It is aesthetically pleasing, and it does a great job of maintaining a comfortable temperature in your bath. Remember that stone resin tubs are bulky, may be on the pricier side, and may require expert installation.
Looks like natural stone, retains heat well, durable
Heavy, can be pricey, may require professional installation
The king of one-of-a-kind design is here, and it is copper bathtubs. Its extreme longevity and ability to keep water at a comfortable temperature make for a genuinely delightful soak. The patina that the material acquires over time is part of its charm. You will need to delve deeper into your pockets, though, because these tubs cost more. Copper needs regular upkeep to preserve its luster.
Extremely durable, retains heat well, adds a unique aesthetic
Expensive, requires regular upkeep, may patina over time
It is important to consider your preferences, financial constraints, and aesthetic when selecting a bathtub material. Materials like acrylic and fiberglass are inexpensive and easy to work with, but they will not last as long as heavier metals like cast iron or copper. A middle ground between natural stone and porcelain enameled steel, stone resin offers the look of natural stone at a fraction of the expense.
What is the most durable bathtub material?
Cast iron is considered the most durable bathtub material, but it’s also the heaviest and can be more expensive.
What bathtub material is easiest to clean?
Porcelain-enameled steel is generally considered the easiest to clean, due to its smooth, non-porous surface.
Does bathtub material affect heat retention?
Yes, materials like acrylic, cast iron, stone resin, and copper are known for good heat retention.
Are there eco-friendly bathtub materials?
Yes, natural materials like stone or copper are often considered more eco-friendly than synthetics.
What bathtub material offers the best balance of cost and durability?
Porcelain-enameled steel offers a good balance between cost and durability, offering a long-lasting tub at a reasonable price.
Read more about Is It Hard To Replace A Bathtub?
Amanda has been designing and installing bathtubs for over 15 years.
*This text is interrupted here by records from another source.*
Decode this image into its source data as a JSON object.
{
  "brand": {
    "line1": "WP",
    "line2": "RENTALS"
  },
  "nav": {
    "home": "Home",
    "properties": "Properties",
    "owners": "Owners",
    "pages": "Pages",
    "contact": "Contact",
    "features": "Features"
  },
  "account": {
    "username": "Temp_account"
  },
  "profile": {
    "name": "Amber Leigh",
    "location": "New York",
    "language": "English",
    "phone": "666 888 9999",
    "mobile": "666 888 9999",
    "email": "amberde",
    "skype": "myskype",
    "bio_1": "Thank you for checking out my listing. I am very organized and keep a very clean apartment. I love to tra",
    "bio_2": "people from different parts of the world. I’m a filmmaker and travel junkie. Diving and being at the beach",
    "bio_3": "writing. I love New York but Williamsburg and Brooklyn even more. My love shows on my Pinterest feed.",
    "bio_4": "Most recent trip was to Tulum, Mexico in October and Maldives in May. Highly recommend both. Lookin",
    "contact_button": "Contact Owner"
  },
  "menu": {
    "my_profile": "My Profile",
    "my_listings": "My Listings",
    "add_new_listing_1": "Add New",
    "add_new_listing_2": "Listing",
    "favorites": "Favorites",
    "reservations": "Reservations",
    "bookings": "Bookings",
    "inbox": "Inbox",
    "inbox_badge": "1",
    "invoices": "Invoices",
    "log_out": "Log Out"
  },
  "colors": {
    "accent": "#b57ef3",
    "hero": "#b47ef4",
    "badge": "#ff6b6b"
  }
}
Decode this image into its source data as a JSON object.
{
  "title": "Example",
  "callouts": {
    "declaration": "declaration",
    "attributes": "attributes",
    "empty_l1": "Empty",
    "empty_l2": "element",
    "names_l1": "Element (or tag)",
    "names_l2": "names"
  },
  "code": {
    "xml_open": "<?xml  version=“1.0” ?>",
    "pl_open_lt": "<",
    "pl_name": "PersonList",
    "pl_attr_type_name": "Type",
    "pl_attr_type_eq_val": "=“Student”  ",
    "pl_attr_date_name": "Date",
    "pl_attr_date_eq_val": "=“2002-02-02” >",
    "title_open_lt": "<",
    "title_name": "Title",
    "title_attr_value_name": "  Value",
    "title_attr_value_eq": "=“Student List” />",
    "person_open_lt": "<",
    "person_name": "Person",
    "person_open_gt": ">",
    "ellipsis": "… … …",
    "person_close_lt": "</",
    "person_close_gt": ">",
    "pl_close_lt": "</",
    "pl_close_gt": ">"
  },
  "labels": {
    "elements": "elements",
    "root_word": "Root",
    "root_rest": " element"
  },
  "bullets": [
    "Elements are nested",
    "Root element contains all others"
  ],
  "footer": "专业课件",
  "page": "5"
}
She first got interested in the bathtub industry while working as an interior designer right after college. During her years as a designer, Amanda was frustrated by the lack of high-quality, unique bathtub options for her clients. This passion led her to start her own bathtub website in 2009.